Don’t discount how challenging — and time-consuming — it is to completely disable offboarded employees’ user accounts. To reduce your attack surface, enable SSO.
If your GitHub license doesn’t support SSO, you’ll need to carefully maintain an external inventory of accounts storing all organization accounts’ usernames and email addresses. Without this inventory, you’ll need to manually remove or disable private user accounts — or use custom scripts to do so. User accounts can otherwise fall through the cracks, leaving them to remain an indefinite part of the GitHub organization.
In the two risks detailed above, we described issues that originate from managing GitHub users without SSO.
Companies that manage their users through SSO might believe the employee lifecycle, from onboarding to offboarding, can be thoroughly managed through the IdP. But even with SSO, the organization is still exposed to IAM risk if it hasn’tproperly implemented SCIM.
According to GitHub documentation, while the creation of SSH keys or personal access tokens (PATs) require authorization through SSO, these credentials persist even if the associated user is deactivated in the IdP. In fact, deactivating the user in the IdP only prevents the user from reauthenticating to GitHub’s website. This means that the GitHub user will remain an organization member and have full access through any of their SSH keys and PATs.
These stale programmatic credentials expose your organization to risks associated with insufficient credential hygiene — yet another top 10 CI/CD security risk. To revoke these credentials, the organization owner will be required to manually remove the user account from the GitHub organization.
Implementing SCIM on top of SSO ensures that user deactivation through the IdP will automatically deprovision the GitHub user from the GitHub organization, restricting any types of existing and future access.
Identity and access management risks are a high priority for any security team responsible for protecting the organization’s SCM.
Because SCM is the gateway to a corporate’s entire CI/CD ecosystem, inadequate IAM practices in the SCM can lead to the compromise of not only the assets stored in a GitHub Enterprise, but in other systems as well — including production.
That’s why it’s important to integrate GitHub with SSO while also adopting other best practices to protect your organization from IAM-based risks.
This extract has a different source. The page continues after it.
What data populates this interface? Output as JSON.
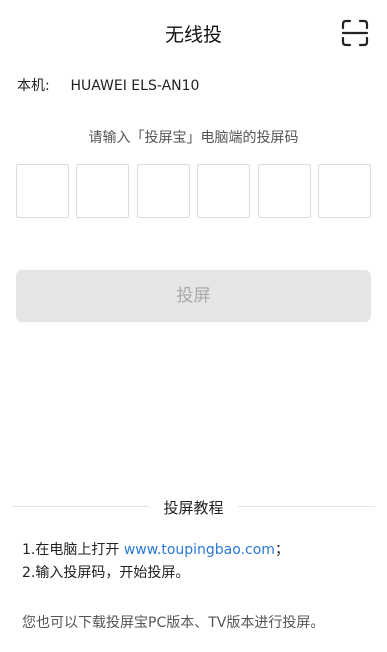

With customized IAM policies, organizations can ensure that users have appropriate access, comply with regulatory requirements, reduce the risk of insider threats, and simplify the access management process.